the Dharma Protectors reminds, invokes, encourages and exhorts them to practice
enlightened activity on your behalf. That can be very helpful as well. There’s a very
important Tendrel [dependent connection] that is made with the local deities and the
Dharma Protectors. This kind of thing is a very good beginning for any project you’re
trying to undertake.

In particular, if you’re engaging in any sort of important Dharma practice, performing a
Sang will eliminate obstacles at the beginning and ensure that your mind is directed
toward the Dharma. That way everything about the practice you are doing is brought to
the path.

For any type of project or for anything you’re trying to increase or encourage, this
practice is very beneficial. It increases all sorts of worldly things such as your
confidence, your fearlessness, it increases your sense of positive reputation, things like
that. It increases all the positive qualities that you need in order to accomplish Dharma
really well. It eliminates the obstacles. The worldly benefits naturally result from
eliminating the obstacles.

A Sang is a great benefit for any special occasion. Because we’re here in the west, one
such special occasion is the western New Year. It is a very important time for removing
all the negativities from the old year and starting fresh again in the New Year.

A main source for the Sang rituals that have been done in the last several hundred
years is a particular terma [discovered teaching] from a great Sikkhimese yogi whose
name was Lhatsunpa Namkha Jigme, which means “The Venerable Deity, Unafraid of
Space." The ritual he discovered in the 16th century was a mind terma from Guru
Rinpoche, revealed by the sound of his damaru. It is called the Riwo Sang Chö, which
means “The Mountain of Burnt Offerings." These are purifying offerings. This terma is
the basis for most of the Sang rituals that are done nowadays. It’s the one that we have
done here every year. It has incredible blessing to it. It’s practiced by nearly everybody
who does Sangs. It’s very short, just a few pages long, but it’s an extraordinarily potent
practice that is very helpful and full of deep meaning.

If you study the translation of the Riwo Sang Chö, it’s invoking all of the enlightened
beings, all of the Three Jewels and the Three Roots, to provide all sorts of various
benefits, and not just worldly benefits, but all the benefits of realizing the Dharma, which
is the main thing, a very, very deep meaning.

So for yogis who are going to practice this Sang ritual, you should, for the day
beforehand, avoid eating black foods: garlic, onions and meat. Take a shower before
you come, and make sure you’re very clean. Wear clean clothes, and have a very pure
motivation. The reason for avoiding garlic and things like that is to preserve Samaya
and create an auspicious connection. Eating black foods really affects your motivation,
and so it purifies your motivation to pay attention to things like this. It would also be
very good to bring things for the offering such as the three whites, the three sweets, a
Katak [white scarf], cedar or juniper. When you are making your preparations and
getting your offering things together, it is best to prepare everything with a pure
motivation and pure activity in order to affect the result most positively.

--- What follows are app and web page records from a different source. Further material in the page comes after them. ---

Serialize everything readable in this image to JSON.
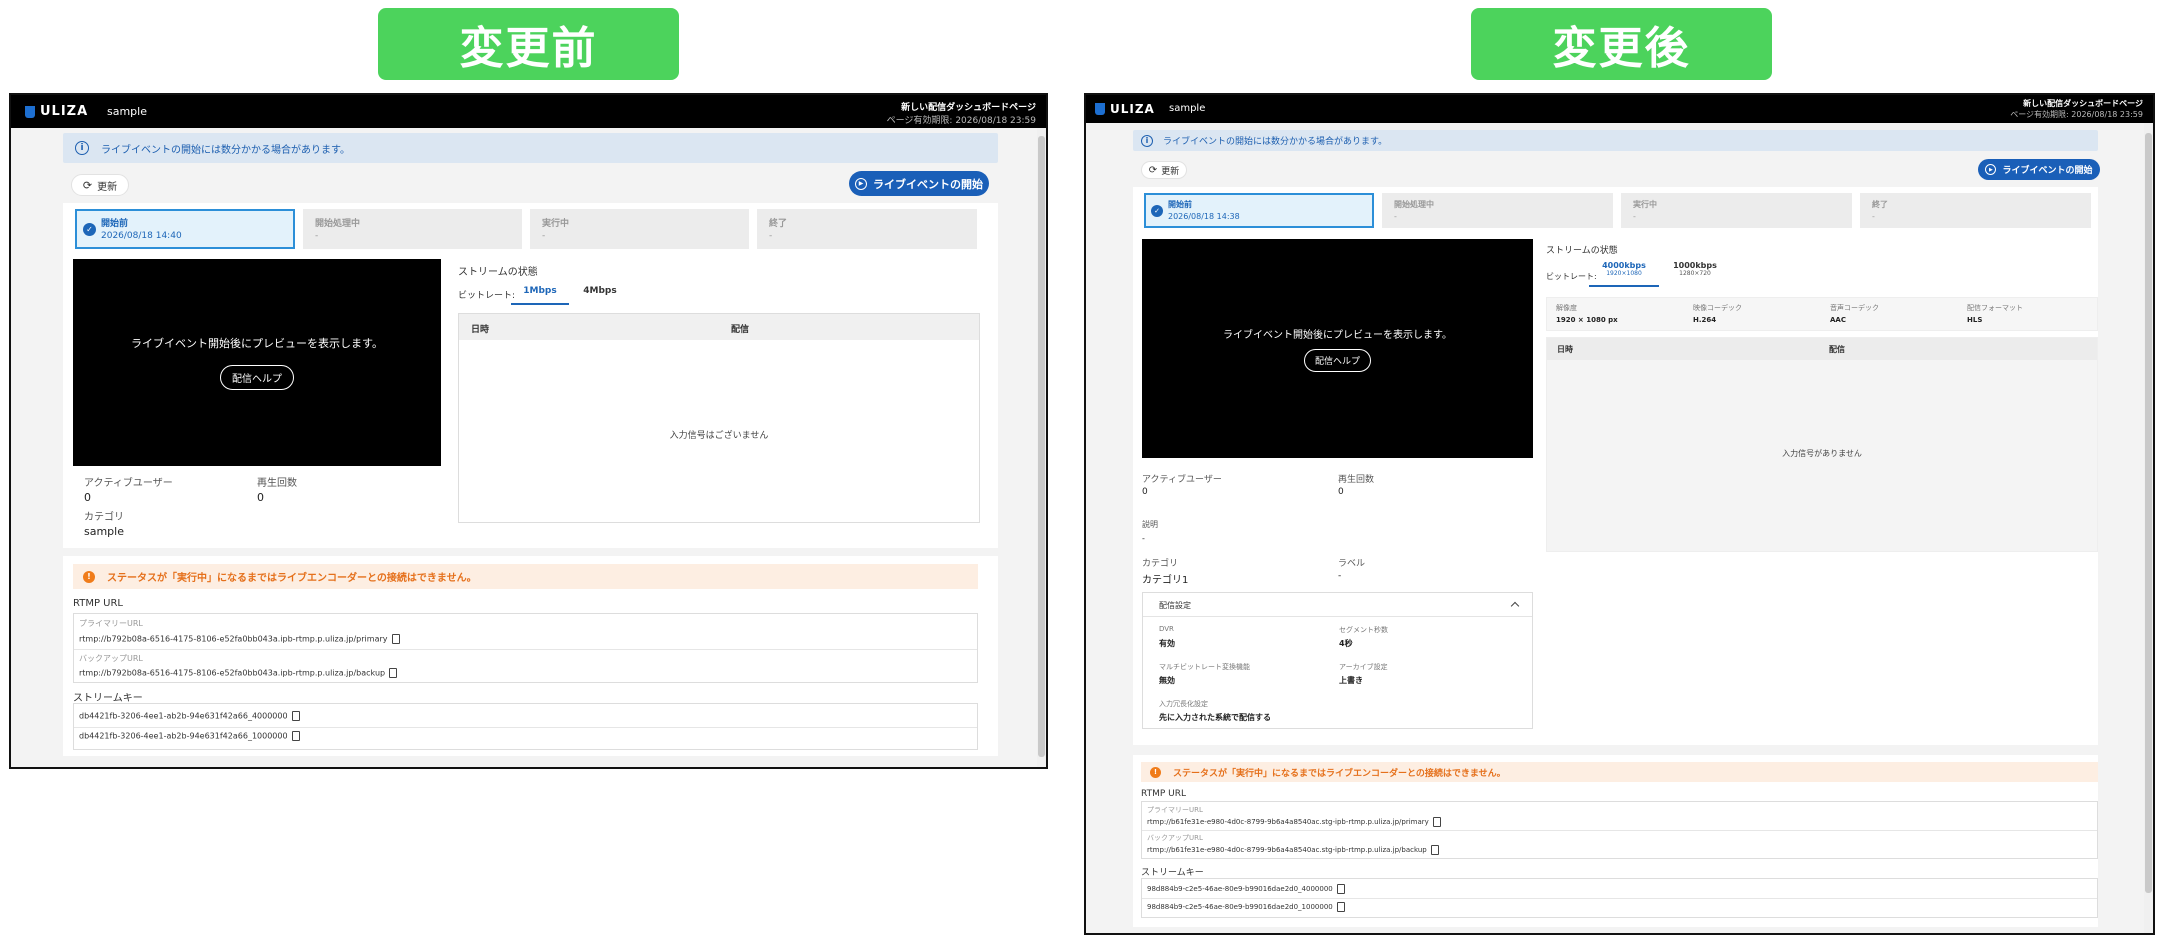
{
  "captions": {
    "before": "変更前",
    "after": "変更後"
  },
  "app": {
    "logo": "ULIZA",
    "name": "sample",
    "page_title": "新しい配信ダッシュボードページ",
    "expiry": "ページ有効期限: 2026/08/18 23:59"
  },
  "colors": {
    "caption_bg": "#4cd35c",
    "primary": "#1a5fb8",
    "warning": "#f07c1a",
    "info_bg": "#dbe6f2"
  },
  "common": {
    "info_notice": "ライブイベントの開始には数分かかる場合があります。",
    "refresh": "更新",
    "start_button": "ライブイベントの開始",
    "steps": [
      "開始前",
      "開始処理中",
      "実行中",
      "終了"
    ],
    "step_placeholder": "-",
    "preview_text": "ライブイベント開始後にプレビューを表示します。",
    "help_button": "配信ヘルプ",
    "stream_status": "ストリームの状態",
    "bitrate_label": "ビットレート:",
    "col_datetime": "日時",
    "col_delivery": "配信",
    "active_users": "アクティブユーザー",
    "play_count": "再生回数",
    "category": "カテゴリ",
    "warning": "ステータスが「実行中」になるまではライブエンコーダーとの接続はできません。",
    "rtmp_url": "RTMP URL",
    "primary_url": "プライマリーURL",
    "backup_url": "バックアップURL",
    "stream_key": "ストリームキー"
  },
  "before": {
    "date": "2026/08/18 14:40",
    "tabs": [
      "1Mbps",
      "4Mbps"
    ],
    "empty": "入力信号はございません",
    "active_users": "0",
    "play_count": "0",
    "category": "sample",
    "primary": "rtmp://b792b08a-6516-4175-8106-e52fa0bb043a.ipb-rtmp.p.uliza.jp/primary",
    "backup": "rtmp://b792b08a-6516-4175-8106-e52fa0bb043a.ipb-rtmp.p.uliza.jp/backup",
    "keys": [
      "db4421fb-3206-4ee1-ab2b-94e631f42a66_4000000",
      "db4421fb-3206-4ee1-ab2b-94e631f42a66_1000000"
    ]
  },
  "after": {
    "date": "2026/08/18 14:38",
    "tabs": [
      {
        "label": "4000kbps",
        "sub": "1920×1080"
      },
      {
        "label": "1000kbps",
        "sub": "1280×720"
      }
    ],
    "specs": [
      {
        "k": "解像度",
        "v": "1920 × 1080 px"
      },
      {
        "k": "映像コーデック",
        "v": "H.264"
      },
      {
        "k": "音声コーデック",
        "v": "AAC"
      },
      {
        "k": "配信フォーマット",
        "v": "HLS"
      }
    ],
    "empty": "入力信号がありません",
    "active_users": "0",
    "play_count": "0",
    "description_label": "説明",
    "description": "-",
    "category": "カテゴリ1",
    "label_label": "ラベル",
    "label": "-",
    "settings_title": "配信設定",
    "settings": [
      {
        "k": "DVR",
        "v": "有効"
      },
      {
        "k": "セグメント秒数",
        "v": "4秒"
      },
      {
        "k": "マルチビットレート変換機能",
        "v": "無効"
      },
      {
        "k": "アーカイブ設定",
        "v": "上書き"
      },
      {
        "k": "入力冗長化設定",
        "v": "先に入力された系統で配信する"
      }
    ],
    "primary": "rtmp://b61fe31e-e980-4d0c-8799-9b6a4a8540ac.stg-ipb-rtmp.p.uliza.jp/primary",
    "backup": "rtmp://b61fe31e-e980-4d0c-8799-9b6a4a8540ac.stg-ipb-rtmp.p.uliza.jp/backup",
    "keys": [
      "98d884b9-c2e5-46ae-80e9-b99016dae2d0_4000000",
      "98d884b9-c2e5-46ae-80e9-b99016dae2d0_1000000"
    ]
  }
}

The Sang ceremony is not just for New Years Day. It is of great benefit for accumulating
merit and eliminating obstacles. In Tibet, many lay families do a small Sang each
morning as they leave their home for the day. It can be an appropriate daily practice or
a good practice for any special occasion or undertaking.